By Allison Campbell-Jensen
Lisa Vecoli has a pronoun issue. In talking about the Tretter Collection in Gay, Lesbian, Bisexual and Transgender Studies at the U of M, sometimes she says “We,” and other times, she switches to “They.”
Both are correct, in a sense, because Vecoli, who grew up in the University’s Immigration History Research Center where her father worked for 37 years, has served twice as the Tretter Collection Curator. She also named the Tretter in her will.
Yet, the Tretter represents her third career. “I ended up at the archive by accident, and it was magical. I had no training.” An unexpected benefit, says the one-time community organizer? “I didn’t have any bad habits to unlearn.”
“You’re hungry to get some context for your lifestyle, your history. … The Tretter is the one place that gives them a sense of belonging and continuity.”
—Lisa Vecoli, on the experience of student employees at the Tretter.
In early autumn, the abundant foliage along the Mississippi River glows red and yellow and purple, mirroring the Pride flag hanging beside Vecoli’s front door. Her den is lined with books — she owns more than a thousand pulp paperbacks featuring women loving women, most from the 1950s. They typically end with a woman marrying a man, she notes, yet in their day, these books showing women holding hands on their covers were sold in drugstores and variety stores all over the country. She also owns thousands of contemporary lesbian novels — written by and for lesbians, usually with happy endings.
Vecoli says she was in the right place at the right time when she took the Tretter job the first time in 2012. Although she has no degree in history or library science and no formal training in being an archivist or curator, she brought her passion as an lesbian activist and her understanding of the need to better organize all the amazing materials that Jean-Nickolaus Tretter had collected over the years.
Perhaps the highlight of Vecoli’s two stints at Tretter was her leadership in creating, developing, and managing the Tretter Transgender Oral History Project. Starting in 2015, the project focused on documenting the experiences of transgender and gender-queer people in the Upper Midwest. Vecoli hired Andrea Jenkins, who conducted nearly 200 interviews covering identity, family, love, and experiences. These oral histories are posted online.

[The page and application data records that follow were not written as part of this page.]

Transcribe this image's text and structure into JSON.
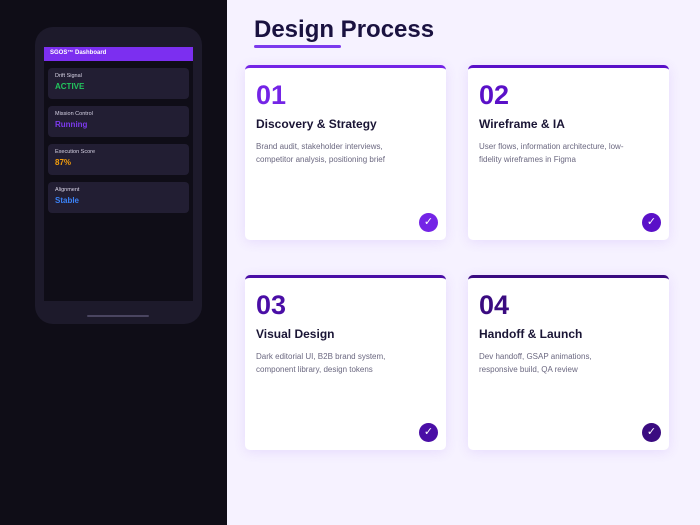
{
  "dashboard": {
    "title": "SGOS™ Dashboard",
    "stats": [
      {
        "label": "Drift Signal",
        "value": "ACTIVE",
        "color": "#22c55e"
      },
      {
        "label": "Mission Control",
        "value": "Running",
        "color": "#7c3aed"
      },
      {
        "label": "Execution Score",
        "value": "87%",
        "color": "#f59e0b"
      },
      {
        "label": "Alignment",
        "value": "Stable",
        "color": "#3b82f6"
      }
    ]
  },
  "heading": "Design Process",
  "cards": [
    {
      "number": "01",
      "title": "Discovery & Strategy",
      "desc": "Brand audit, stakeholder interviews, competitor analysis, positioning brief",
      "color": "#7424e6",
      "icon": "check-icon"
    },
    {
      "number": "02",
      "title": "Wireframe & IA",
      "desc": "User flows, information architecture, low-fidelity wireframes in Figma",
      "color": "#5a10c8",
      "icon": "check-icon"
    },
    {
      "number": "03",
      "title": "Visual Design",
      "desc": "Dark editorial UI, B2B brand system, component library, design tokens",
      "color": "#4a0ea6",
      "icon": "check-icon"
    },
    {
      "number": "04",
      "title": "Handoff & Launch",
      "desc": "Dev handoff, GSAP animations, responsive build, QA review",
      "color": "#3a0b80",
      "icon": "check-icon"
    }
  ]
}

In November 2017, Jenkins became the first openly transgender African-American woman elected to public office when she won the Eighth Ward seat on the Minneapolis City Council.
Focusing on students
Even before she worked at Tretter, Vecoli and her wife, Marjean Hoeft, put the archive in their will.
“There are many good causes, but this one was the perfect combination of passion and impact,” says Vecoli. “I knew the amount of money we have to give could make a real tangible difference in an organization the size of the Tretter Collection.”
Students will benefit from her bequest, Vecoli says, and “my donation will really have an impact.” She figures the money will hire a few student employees — and their experiences at Tretter could change their lives.
“You’re hungry to get some context for your lifestyle, your history,” Vecoli says of the student employees who would work for Tretter and then never want to leave. One recent student employee, for example, came back to the collection for a summer as a volunteer.
“The Tretter is the one place that gives them a sense of belonging and continuity,” she adds.
It is that “transformational impact” that the Tretter has on students that Vecoli, after she is gone, wants to support. The Tretter transformed her life, after all.
When, as a board member, she was involved in the Tretter’s acquisition of the Michael McConnell Papers, the archival collection of Michael McConnell and Jack Baker — who in 1970 became the first couple in the United States to apply for a same-sex marriage license — Kris Kiesling, Director of the U’s Archives and Special Collections, said to Vecoli: “You should stay.”
After thinking about it for a weekend, she decided to take the position and began to tackle a rather daunting task of organizing mountains of materials.